-- RECORD SET follows --
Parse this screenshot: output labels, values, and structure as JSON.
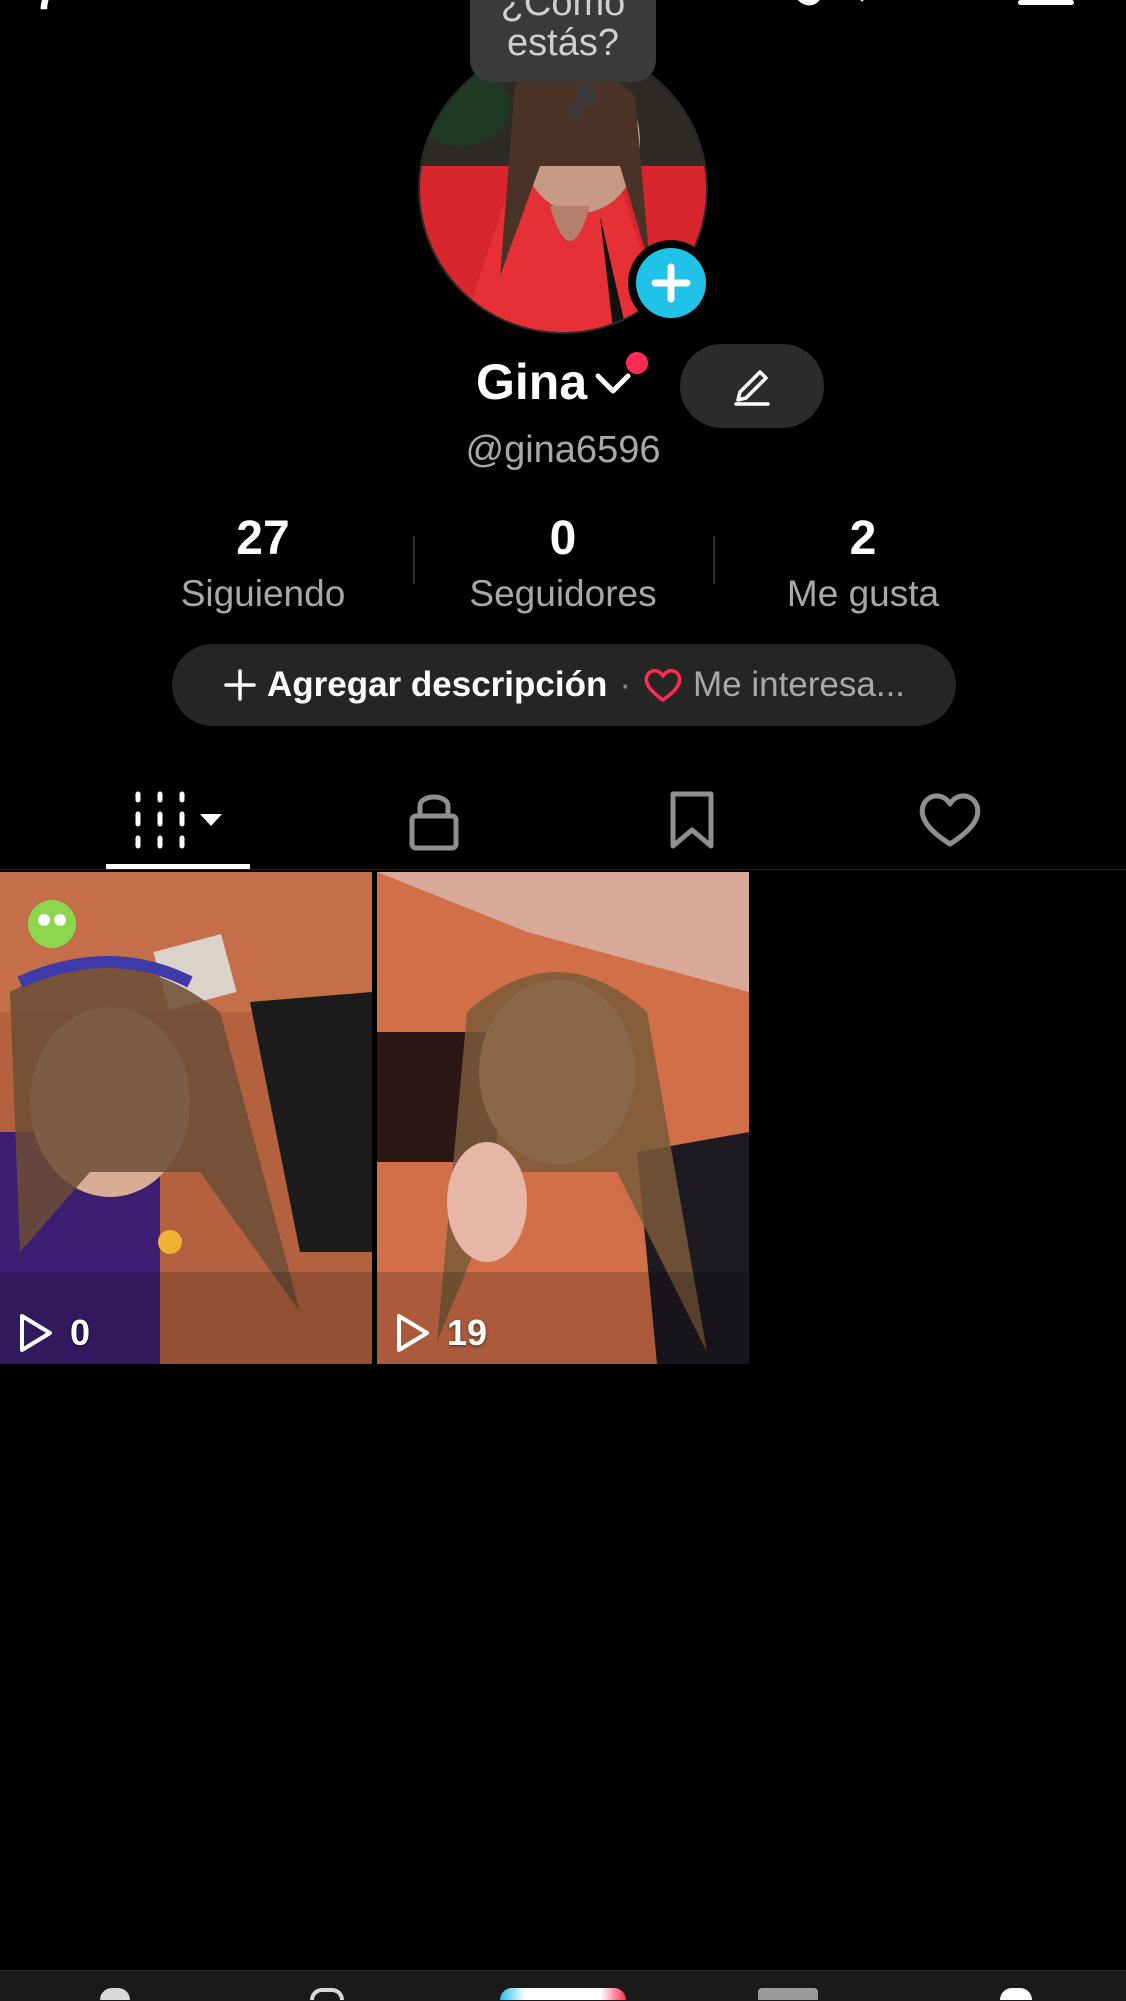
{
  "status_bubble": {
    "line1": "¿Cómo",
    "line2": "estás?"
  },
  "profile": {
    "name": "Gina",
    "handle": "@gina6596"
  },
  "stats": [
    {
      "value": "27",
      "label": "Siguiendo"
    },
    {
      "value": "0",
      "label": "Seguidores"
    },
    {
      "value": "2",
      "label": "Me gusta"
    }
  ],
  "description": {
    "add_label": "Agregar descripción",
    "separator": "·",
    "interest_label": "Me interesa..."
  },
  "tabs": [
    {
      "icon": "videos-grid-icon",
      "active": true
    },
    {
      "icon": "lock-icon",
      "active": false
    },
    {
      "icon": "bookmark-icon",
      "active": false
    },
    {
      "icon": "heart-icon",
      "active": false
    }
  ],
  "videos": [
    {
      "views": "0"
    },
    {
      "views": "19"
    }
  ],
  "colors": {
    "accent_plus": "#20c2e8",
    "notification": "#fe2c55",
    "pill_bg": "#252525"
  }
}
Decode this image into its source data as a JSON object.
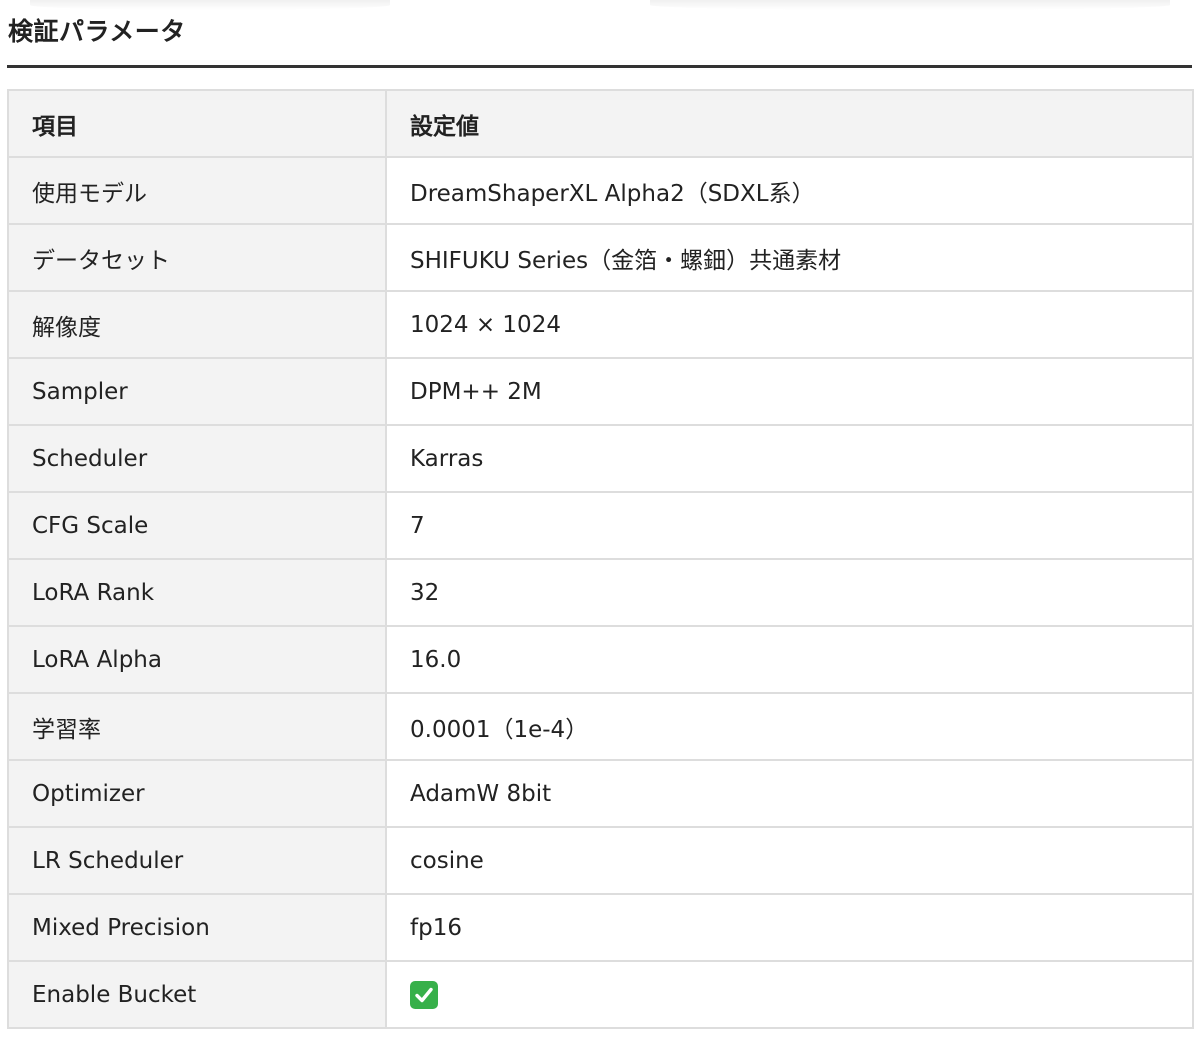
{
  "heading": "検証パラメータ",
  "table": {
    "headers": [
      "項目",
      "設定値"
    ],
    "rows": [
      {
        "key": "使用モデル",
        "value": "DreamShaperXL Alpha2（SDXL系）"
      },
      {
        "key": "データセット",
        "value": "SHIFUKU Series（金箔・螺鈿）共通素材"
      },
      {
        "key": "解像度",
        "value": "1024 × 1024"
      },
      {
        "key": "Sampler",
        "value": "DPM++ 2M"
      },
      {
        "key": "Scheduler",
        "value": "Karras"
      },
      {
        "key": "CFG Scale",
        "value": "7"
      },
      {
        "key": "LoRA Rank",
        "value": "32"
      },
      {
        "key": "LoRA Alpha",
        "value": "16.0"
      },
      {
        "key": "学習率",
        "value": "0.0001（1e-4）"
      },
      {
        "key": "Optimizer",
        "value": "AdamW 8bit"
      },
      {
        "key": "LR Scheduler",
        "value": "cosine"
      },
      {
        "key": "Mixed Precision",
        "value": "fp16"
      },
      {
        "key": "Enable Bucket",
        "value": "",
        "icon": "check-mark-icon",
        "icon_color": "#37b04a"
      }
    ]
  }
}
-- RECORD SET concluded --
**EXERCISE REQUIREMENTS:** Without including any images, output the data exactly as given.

**SOLUTION TO THIS EXERCISE:**
Parse this screenshot: output labels, values, and structure as JSON.
{
  "status_bubble": {
    "line1": "¿Cómo",
    "line2": "estás?"
  },
  "profile": {
    "name": "Gina",
    "handle": "@gina6596"
  },
  "stats": [
    {
      "value": "27",
      "label": "Siguiendo"
    },
    {
      "value": "0",
      "label": "Seguidores"
    },
    {
      "value": "2",
      "label": "Me gusta"
    }
  ],
  "description": {
    "add_label": "Agregar descripción",
    "separator": "·",
    "interest_label": "Me interesa..."
  },
  "tabs": [
    {
      "icon": "videos-grid-icon",
      "active": true
    },
    {
      "icon": "lock-icon",
      "active": false
    },
    {
      "icon": "bookmark-icon",
      "active": false
    },
    {
      "icon": "heart-icon",
      "active": false
    }
  ],
  "videos": [
    {
      "views": "0"
    },
    {
      "views": "19"
    }
  ],
  "colors": {
    "accent_plus": "#20c2e8",
    "notification": "#fe2c55",
    "pill_bg": "#252525"
  }
}
Decode this image into its source data as a JSON object.
{
  "heading": "検証パラメータ",
  "table": {
    "headers": [
      "項目",
      "設定値"
    ],
    "rows": [
      {
        "key": "使用モデル",
        "value": "DreamShaperXL Alpha2（SDXL系）"
      },
      {
        "key": "データセット",
        "value": "SHIFUKU Series（金箔・螺鈿）共通素材"
      },
      {
        "key": "解像度",
        "value": "1024 × 1024"
      },
      {
        "key": "Sampler",
        "value": "DPM++ 2M"
      },
      {
        "key": "Scheduler",
        "value": "Karras"
      },
      {
        "key": "CFG Scale",
        "value": "7"
      },
      {
        "key": "LoRA Rank",
        "value": "32"
      },
      {
        "key": "LoRA Alpha",
        "value": "16.0"
      },
      {
        "key": "学習率",
        "value": "0.0001（1e-4）"
      },
      {
        "key": "Optimizer",
        "value": "AdamW 8bit"
      },
      {
        "key": "LR Scheduler",
        "value": "cosine"
      },
      {
        "key": "Mixed Precision",
        "value": "fp16"
      },
      {
        "key": "Enable Bucket",
        "value": "",
        "icon": "check-mark-icon",
        "icon_color": "#37b04a"
      }
    ]
  }
}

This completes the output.